It has become beneficial to monitor zinc and iron levels as they build as contaminants in the passivate solution during operation. Dissolved metallics have a significant effect on final deposit appearance and corrosive protective value. Elevated levels of ferrous and ferric iron significantly influenced the film appearance and reduced corrosion-resistant properties.

Once the necessary process modifications have been made, each approved applicator is required to submit samples from production for independent performance monitoring. This is done both for initial applicator approval and on a quarterly basis thereafter. In order to ensure maximum consistency, all samples from the ZinKlad network are channeled through to a central validation point.

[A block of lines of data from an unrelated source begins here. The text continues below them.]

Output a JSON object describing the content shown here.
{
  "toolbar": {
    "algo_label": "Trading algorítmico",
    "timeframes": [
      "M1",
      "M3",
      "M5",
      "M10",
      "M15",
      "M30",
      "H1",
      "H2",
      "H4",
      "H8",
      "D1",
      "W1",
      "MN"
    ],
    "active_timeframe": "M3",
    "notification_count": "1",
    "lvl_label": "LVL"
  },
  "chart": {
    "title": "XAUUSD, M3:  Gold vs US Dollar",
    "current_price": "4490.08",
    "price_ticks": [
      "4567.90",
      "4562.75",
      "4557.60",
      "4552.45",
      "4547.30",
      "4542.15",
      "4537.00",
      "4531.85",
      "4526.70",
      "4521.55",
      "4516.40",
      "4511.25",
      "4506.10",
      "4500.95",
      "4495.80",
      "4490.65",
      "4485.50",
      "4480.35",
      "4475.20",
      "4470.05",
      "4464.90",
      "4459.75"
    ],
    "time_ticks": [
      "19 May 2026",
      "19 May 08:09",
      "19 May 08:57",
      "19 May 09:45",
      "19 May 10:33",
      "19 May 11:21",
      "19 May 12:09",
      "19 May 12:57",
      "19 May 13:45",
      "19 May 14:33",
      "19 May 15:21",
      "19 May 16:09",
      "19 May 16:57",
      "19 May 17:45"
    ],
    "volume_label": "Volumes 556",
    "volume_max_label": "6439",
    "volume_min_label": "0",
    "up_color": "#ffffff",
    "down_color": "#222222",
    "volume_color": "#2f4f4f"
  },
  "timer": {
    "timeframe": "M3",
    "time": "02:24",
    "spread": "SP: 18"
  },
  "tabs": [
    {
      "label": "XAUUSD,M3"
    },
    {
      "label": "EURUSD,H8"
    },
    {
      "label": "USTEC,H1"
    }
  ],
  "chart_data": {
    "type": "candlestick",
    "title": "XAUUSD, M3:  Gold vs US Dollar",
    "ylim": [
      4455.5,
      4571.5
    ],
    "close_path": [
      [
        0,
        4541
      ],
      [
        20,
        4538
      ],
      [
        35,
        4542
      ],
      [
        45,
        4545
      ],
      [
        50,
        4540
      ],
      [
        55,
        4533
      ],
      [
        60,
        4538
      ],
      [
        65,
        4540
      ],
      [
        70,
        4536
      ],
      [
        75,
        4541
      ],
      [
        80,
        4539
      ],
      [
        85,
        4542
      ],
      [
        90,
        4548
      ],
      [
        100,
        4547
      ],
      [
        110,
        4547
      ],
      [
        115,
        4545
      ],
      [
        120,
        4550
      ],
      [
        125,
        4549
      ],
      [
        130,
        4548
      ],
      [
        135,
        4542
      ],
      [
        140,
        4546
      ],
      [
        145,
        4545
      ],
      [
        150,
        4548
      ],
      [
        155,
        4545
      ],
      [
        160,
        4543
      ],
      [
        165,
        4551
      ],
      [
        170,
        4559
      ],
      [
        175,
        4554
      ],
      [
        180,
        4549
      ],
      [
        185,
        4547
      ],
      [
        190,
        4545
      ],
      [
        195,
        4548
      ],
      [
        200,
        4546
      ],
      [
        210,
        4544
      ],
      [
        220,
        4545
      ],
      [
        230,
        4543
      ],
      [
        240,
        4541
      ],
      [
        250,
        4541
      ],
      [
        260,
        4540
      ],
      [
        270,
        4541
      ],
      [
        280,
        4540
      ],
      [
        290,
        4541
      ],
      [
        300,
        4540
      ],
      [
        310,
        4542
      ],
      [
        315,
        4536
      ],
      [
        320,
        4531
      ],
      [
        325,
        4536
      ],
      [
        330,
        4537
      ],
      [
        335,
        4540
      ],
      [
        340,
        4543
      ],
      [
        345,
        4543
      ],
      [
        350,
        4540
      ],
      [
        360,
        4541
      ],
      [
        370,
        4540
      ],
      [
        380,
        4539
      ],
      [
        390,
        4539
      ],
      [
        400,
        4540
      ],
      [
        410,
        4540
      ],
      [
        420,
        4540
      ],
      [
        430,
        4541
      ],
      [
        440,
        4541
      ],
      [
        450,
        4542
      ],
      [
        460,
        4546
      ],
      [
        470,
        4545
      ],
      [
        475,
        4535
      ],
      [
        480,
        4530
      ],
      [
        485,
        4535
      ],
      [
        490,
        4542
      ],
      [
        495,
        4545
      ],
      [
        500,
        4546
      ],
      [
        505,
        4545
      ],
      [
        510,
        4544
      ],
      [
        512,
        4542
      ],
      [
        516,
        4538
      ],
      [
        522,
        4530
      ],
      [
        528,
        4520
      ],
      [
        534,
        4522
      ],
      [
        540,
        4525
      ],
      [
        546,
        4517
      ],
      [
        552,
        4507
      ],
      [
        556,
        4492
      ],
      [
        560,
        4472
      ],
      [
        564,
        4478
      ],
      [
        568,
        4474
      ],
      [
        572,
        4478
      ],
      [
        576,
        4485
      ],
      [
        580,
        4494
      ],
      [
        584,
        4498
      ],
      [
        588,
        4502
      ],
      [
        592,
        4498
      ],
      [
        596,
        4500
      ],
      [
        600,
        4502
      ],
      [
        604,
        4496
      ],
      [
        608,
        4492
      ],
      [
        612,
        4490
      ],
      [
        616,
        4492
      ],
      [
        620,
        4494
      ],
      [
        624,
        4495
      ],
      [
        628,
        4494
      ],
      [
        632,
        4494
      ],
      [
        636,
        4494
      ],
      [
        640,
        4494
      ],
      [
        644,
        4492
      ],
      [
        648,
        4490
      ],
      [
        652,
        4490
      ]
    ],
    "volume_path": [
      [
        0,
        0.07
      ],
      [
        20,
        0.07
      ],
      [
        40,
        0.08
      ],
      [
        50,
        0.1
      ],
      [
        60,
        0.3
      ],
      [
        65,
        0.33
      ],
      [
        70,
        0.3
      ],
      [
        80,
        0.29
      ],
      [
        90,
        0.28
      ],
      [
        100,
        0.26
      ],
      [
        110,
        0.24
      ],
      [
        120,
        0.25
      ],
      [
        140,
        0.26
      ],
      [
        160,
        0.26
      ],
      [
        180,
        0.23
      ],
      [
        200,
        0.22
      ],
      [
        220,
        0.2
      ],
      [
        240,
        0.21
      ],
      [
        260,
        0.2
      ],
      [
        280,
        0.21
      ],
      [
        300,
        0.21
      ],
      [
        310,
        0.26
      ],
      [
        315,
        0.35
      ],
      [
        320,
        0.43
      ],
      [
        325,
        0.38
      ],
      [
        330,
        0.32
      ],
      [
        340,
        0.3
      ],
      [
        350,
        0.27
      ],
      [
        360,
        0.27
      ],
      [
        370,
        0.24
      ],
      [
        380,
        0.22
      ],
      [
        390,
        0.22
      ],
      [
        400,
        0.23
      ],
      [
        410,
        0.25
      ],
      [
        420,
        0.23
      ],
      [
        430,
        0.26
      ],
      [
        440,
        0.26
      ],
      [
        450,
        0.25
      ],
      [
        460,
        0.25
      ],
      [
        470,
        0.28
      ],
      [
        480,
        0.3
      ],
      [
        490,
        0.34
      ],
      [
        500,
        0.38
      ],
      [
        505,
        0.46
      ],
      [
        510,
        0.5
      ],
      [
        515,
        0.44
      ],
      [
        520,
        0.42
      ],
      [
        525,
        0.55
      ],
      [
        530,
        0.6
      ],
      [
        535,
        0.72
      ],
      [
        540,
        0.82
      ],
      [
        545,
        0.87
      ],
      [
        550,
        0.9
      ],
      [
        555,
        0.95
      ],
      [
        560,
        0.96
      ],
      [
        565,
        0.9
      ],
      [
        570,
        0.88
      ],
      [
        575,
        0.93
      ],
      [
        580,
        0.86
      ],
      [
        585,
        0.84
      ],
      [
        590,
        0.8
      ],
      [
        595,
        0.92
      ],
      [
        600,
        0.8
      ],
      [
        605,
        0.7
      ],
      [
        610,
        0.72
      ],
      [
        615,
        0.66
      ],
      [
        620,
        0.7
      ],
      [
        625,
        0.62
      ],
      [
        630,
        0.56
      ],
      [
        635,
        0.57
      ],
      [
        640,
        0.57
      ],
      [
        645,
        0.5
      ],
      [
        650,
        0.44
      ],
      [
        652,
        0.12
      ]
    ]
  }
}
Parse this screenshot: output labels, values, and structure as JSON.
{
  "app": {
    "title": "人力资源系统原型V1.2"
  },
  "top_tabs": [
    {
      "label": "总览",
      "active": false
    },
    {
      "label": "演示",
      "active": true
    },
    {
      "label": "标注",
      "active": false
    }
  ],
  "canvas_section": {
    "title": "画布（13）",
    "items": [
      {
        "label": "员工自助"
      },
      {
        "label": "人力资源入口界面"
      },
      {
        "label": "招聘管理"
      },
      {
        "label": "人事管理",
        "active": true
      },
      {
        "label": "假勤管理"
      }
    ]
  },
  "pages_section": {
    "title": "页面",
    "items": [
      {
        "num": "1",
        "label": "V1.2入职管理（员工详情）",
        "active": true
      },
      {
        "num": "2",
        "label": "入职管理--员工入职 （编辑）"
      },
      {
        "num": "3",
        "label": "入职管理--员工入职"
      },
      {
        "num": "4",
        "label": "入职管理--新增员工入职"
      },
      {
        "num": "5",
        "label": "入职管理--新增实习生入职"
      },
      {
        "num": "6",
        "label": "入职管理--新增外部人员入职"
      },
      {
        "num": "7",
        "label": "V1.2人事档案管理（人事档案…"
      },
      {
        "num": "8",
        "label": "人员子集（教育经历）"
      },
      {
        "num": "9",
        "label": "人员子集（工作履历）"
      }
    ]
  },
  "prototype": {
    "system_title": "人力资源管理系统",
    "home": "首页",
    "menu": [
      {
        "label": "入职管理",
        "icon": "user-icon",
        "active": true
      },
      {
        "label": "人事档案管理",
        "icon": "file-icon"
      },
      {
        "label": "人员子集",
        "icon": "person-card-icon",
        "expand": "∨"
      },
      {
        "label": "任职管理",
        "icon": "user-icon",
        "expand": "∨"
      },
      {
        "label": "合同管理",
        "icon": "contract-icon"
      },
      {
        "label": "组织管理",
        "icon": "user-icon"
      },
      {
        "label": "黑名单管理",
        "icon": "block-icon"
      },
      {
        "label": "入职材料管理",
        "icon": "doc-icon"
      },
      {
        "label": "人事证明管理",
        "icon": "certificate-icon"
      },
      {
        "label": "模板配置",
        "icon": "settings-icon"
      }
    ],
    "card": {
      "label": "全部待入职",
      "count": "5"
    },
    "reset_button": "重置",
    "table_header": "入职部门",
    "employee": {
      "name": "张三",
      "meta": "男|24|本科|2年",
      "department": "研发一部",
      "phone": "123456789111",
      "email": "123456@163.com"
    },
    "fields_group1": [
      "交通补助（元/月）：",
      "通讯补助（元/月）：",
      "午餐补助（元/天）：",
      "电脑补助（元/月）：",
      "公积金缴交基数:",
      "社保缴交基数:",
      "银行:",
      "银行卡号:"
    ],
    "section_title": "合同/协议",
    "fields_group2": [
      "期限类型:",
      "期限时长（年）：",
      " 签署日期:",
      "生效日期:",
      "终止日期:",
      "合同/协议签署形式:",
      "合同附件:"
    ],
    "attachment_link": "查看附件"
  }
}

Every batch of samples is logged and then assessed against the same evaluation criteria, specifically appearance, thickness, freedom from hexavalent chromium, corrosion resistance, and, when specified, torque tension.

Freedom from hexavalent chromium is important to verify the applicator has deposits free from the presence of detectable hexavalent chromium and also to demonstrate ongoing process reliability. This is laboratory checked against ISO 3613 and supports the regular on-site testing at the applicator’s facility. This method defined leaching for five minutes in boiling deionized water and uses a dipenylcarbazide reaction, which is oxidized in the presence of hexavalent chromium to form a red complex, which can be quantified by US/VIS spectrometry. Corrosion resistance is evaluated by neutral salt spray to ASTM B-117. A range of performance finishes are specified with defined minimum attainment levels both with and without heating treating at 120°C for four hours.

The torque 'n' tension characteristics for standard threaded fasteners can be evaluated, as defined by the end-user finish specification. Unless otherwise specified, samples are checked against the default procedure of SAE/USCAR-11.

The ZinKlad approval program has continued to find acceptance with a large number of global OEMs, and ZinKlad finishes have been approved against a number of specifications.

The first global OEM to benefit from a managed applicator program was the Ford Motor Co. Their engineering material standard WSS-M21P17-B3 for worldwide fastener coating suffix S437 exclusively specifies ZinKlad 250.


Environmental and legislative pressures have been the catalyst for adopting alternative technologies, to enable the substitution of hazardous substances, such as hexavalent chromium, that have been used in traditional processing. Trivalent chromium-based formulations have proven to be competitive and are already adopted into the supply chain. Topcoats that enhance and modify the functional properties of the deposits are sometimes needed to meet increasing end-user demands.

Experience to date with this significant technology change has illustrated the need to have a strategic co-operation between all companies involved in the supply chain. The use of approved applicators enables the introduction of quality assurance protocols to manage the initial process change, monitor in-process controls, and verify on-going deposit performance. This ensures that quality levels are maintained, providing a high level of end-user confidence. MacDermid has demonstrated that a network of approved applicators has been extremely useful in assisting end users to adopt a truly global strategy to meet supply chain demands.

A greater level of mutual understanding and support means that industry will be better equipped to handle changing social, economic, and environmental issues in the future.


  1. Wilhelm, E.J., U.S. Patent 203580; 1936.
  2. Johnson, D., U.S. Patent 2559878; 1951.
  3. Bishop, Foley, Frank, U.S. Patent 0417123; 1978.
  4. Crotty 1982, U.S. Patent 4359348; 1982.
  5. Klos, U.S. Patent 5368655; 1994.
  6. Preikschart, Jansen, Hulser, WO97/40208.
  7. Bishop, C.V., U.S. Patent 5,393,354; 1994.
  8. Bishop, C.V., et. al., U.S. Patent 5,415,702.


Michael Wyrostek is North American manager for MacDermid's Global Functional Coating Group.